As it happened too many times in history, Russian Jews fought in a war that was not theirs, for the country that treated them as sub-humans, against the backdrop of official persecutions, mob attacks, and a deep sense of despair. And yet, as it happened too many times in other wars, the history of the Russo-Japanese war is filled with stories of Jewish bravery and patriotism. The most notable and well known example is the heroic conduct of Yosef Trumpeldor, a 24 year old dentist. He lost one arm during a battle at Port Arthur, but refused to leave the front, asking for a sword and a gun. He continued fighting, was taken prisoner when Port Arthur fell, was awarded four times with the St. George Order, the highest Russian military award. Later he emigrated to Palestine and was killed in 1920 in a battle with Arabs.

Medical student Henryk Goldszmit, one of the first Jews, accepted to the Warsaw University to study medicine, served in field hospitals in Manchuria. He wanted to be a writer, while his family wanted him to become a doctor. He became both and was know to the world as Janusz Korczak.
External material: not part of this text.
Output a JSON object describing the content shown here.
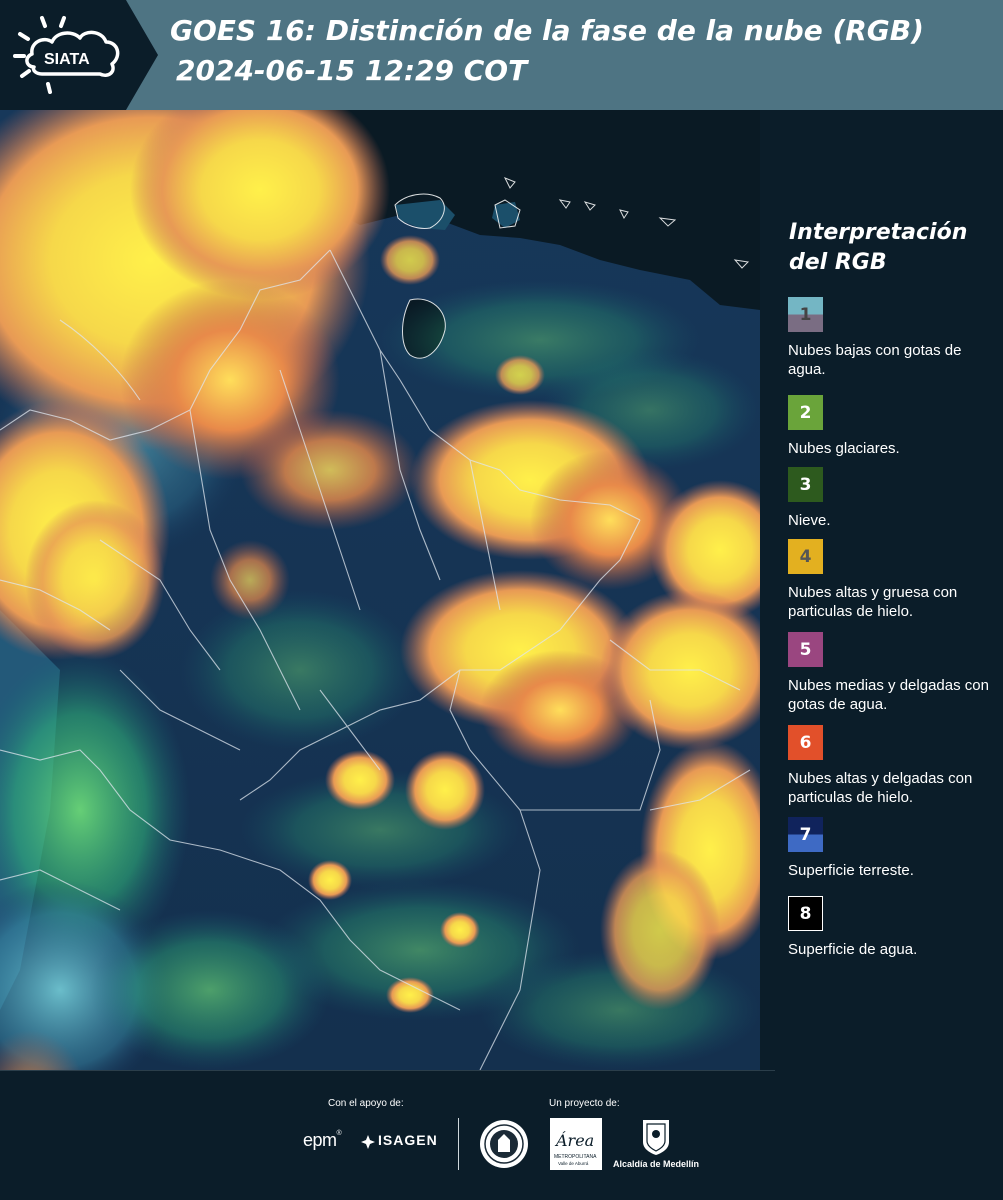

He ended his life in Treblinka gas chambers, comforting the children of the orphanage which he directed in the Warsaw Ghetto.

Many thousands of Jews, less known or totally unknown in the big world, fought, were injured, killed, or missing in the Russo-Japanese war. In the tradition of the times, many Russian papers printed the names of the soldiers killed or missing in action. The compilation of nearly three thousand Jewish names was prepared and translated into English from notices that first appeared in the Russkij Invalid newspaper in 1904-1905. The records provide information of considerable genealogical value to those with roots in the Russian Empire, as the examples show.

For the purpose of making it easy to search and browse the database on the Web, the records were sorted by two criteria: surname-town and town-surname. Only this, essential for research information, has been translated for the on-line database. The complete information about each person, in the format of the examples, will be translated on an as-needed basis, at a nominal charge of US$18.00 per record. The records can be ordered from FAST Genealogy Service, using the enclosed order form . To browse the database by names, please go to the surname-town page , to browse the database by towns, please go to the town-surname page. If you find a record of interest to you, write its number in the order form. We also accept payment by paypal using this e-mail address: boris@bfcollection.net. Original records are not available, only their exact translations.

The computerized database of these records was created in summer 1998 by Josh Feldblyum, at a considerable sacrifice of his summer vacation from school. This project would not have been possible if not for his dedication and diligence. He is also credited with the HTML design. Josh was happy to learn that commercial benefits, if any, from this project, will be directed to finance his rapidly approaching college years.

Copyright Boris Feldblyum © 1998

Back to FAST Genealogy Service home page

The Accidental Anarchist is a Top Ten Read in Historical Biographies

1-16 of 1,823 results for Kindle Store : Kindle Unlimited : Biographies & Memoirs : Historical

Sort by 
 Product DetailsEndurance: Shackleton’s Incredible Voyage